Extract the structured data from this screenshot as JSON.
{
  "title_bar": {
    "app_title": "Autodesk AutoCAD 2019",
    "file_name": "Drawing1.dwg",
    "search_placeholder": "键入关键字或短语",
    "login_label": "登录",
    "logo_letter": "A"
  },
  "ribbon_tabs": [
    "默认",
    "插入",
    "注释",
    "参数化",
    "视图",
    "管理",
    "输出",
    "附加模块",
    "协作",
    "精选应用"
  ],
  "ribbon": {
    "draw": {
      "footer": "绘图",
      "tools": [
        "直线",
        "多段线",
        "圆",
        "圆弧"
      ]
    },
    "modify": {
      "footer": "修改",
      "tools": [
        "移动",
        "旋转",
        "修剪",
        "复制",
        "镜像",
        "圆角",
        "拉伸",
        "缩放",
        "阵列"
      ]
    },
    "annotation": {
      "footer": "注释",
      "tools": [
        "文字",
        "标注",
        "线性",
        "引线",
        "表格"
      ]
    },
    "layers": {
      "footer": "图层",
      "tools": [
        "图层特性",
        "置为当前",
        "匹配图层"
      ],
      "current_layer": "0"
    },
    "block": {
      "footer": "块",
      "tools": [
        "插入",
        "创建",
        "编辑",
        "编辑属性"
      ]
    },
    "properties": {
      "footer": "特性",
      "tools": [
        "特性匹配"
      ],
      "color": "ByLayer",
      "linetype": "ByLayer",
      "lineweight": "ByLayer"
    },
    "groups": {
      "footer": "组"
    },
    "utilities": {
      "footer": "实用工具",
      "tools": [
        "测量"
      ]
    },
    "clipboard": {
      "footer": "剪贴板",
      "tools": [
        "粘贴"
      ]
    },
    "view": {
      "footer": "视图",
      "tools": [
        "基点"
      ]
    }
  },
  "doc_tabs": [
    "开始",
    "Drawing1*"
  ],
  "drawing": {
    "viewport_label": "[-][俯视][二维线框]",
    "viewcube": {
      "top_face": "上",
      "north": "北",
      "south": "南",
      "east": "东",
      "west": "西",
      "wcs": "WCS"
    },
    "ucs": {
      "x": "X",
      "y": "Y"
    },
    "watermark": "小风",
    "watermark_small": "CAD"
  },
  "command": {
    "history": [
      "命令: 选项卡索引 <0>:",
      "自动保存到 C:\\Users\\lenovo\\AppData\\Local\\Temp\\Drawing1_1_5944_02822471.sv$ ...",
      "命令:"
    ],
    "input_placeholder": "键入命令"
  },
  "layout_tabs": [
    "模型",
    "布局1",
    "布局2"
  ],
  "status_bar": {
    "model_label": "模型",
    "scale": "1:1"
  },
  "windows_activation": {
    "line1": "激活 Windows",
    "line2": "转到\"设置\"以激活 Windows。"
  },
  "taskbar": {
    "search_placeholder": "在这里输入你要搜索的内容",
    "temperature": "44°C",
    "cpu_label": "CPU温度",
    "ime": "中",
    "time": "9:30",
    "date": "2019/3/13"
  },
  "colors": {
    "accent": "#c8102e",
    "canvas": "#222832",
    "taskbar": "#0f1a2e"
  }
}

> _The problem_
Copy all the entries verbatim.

> _Result of the task_
Extract the structured data from this screenshot as JSON.
{
  "title_bar": {
    "app_title": "Autodesk AutoCAD 2019",
    "file_name": "Drawing1.dwg",
    "search_placeholder": "键入关键字或短语",
    "login_label": "登录",
    "logo_letter": "A"
  },
  "ribbon_tabs": [
    "默认",
    "插入",
    "注释",
    "参数化",
    "视图",
    "管理",
    "输出",
    "附加模块",
    "协作",
    "精选应用"
  ],
  "ribbon": {
    "draw": {
      "footer": "绘图",
      "tools": [
        "直线",
        "多段线",
        "圆",
        "圆弧"
      ]
    },
    "modify": {
      "footer": "修改",
      "tools": [
        "移动",
        "旋转",
        "修剪",
        "复制",
        "镜像",
        "圆角",
        "拉伸",
        "缩放",
        "阵列"
      ]
    },
    "annotation": {
      "footer": "注释",
      "tools": [
        "文字",
        "标注",
        "线性",
        "引线",
        "表格"
      ]
    },
    "layers": {
      "footer": "图层",
      "tools": [
        "图层特性",
        "置为当前",
        "匹配图层"
      ],
      "current_layer": "0"
    },
    "block": {
      "footer": "块",
      "tools": [
        "插入",
        "创建",
        "编辑",
        "编辑属性"
      ]
    },
    "properties": {
      "footer": "特性",
      "tools": [
        "特性匹配"
      ],
      "color": "ByLayer",
      "linetype": "ByLayer",
      "lineweight": "ByLayer"
    },
    "groups": {
      "footer": "组"
    },
    "utilities": {
      "footer": "实用工具",
      "tools": [
        "测量"
      ]
    },
    "clipboard": {
      "footer": "剪贴板",
      "tools": [
        "粘贴"
      ]
    },
    "view": {
      "footer": "视图",
      "tools": [
        "基点"
      ]
    }
  },
  "doc_tabs": [
    "开始",
    "Drawing1*"
  ],
  "drawing": {
    "viewport_label": "[-][俯视][二维线框]",
    "viewcube": {
      "top_face": "上",
      "north": "北",
      "south": "南",
      "east": "东",
      "west": "西",
      "wcs": "WCS"
    },
    "ucs": {
      "x": "X",
      "y": "Y"
    },
    "watermark": "小风",
    "watermark_small": "CAD"
  },
  "command": {
    "history": [
      "命令: 选项卡索引 <0>:",
      "自动保存到 C:\\Users\\lenovo\\AppData\\Local\\Temp\\Drawing1_1_5944_02822471.sv$ ...",
      "命令:"
    ],
    "input_placeholder": "键入命令"
  },
  "layout_tabs": [
    "模型",
    "布局1",
    "布局2"
  ],
  "status_bar": {
    "model_label": "模型",
    "scale": "1:1"
  },
  "windows_activation": {
    "line1": "激活 Windows",
    "line2": "转到\"设置\"以激活 Windows。"
  },
  "taskbar": {
    "search_placeholder": "在这里输入你要搜索的内容",
    "temperature": "44°C",
    "cpu_label": "CPU温度",
    "ime": "中",
    "time": "9:30",
    "date": "2019/3/13"
  },
  "colors": {
    "accent": "#c8102e",
    "canvas": "#222832",
    "taskbar": "#0f1a2e"
  }
}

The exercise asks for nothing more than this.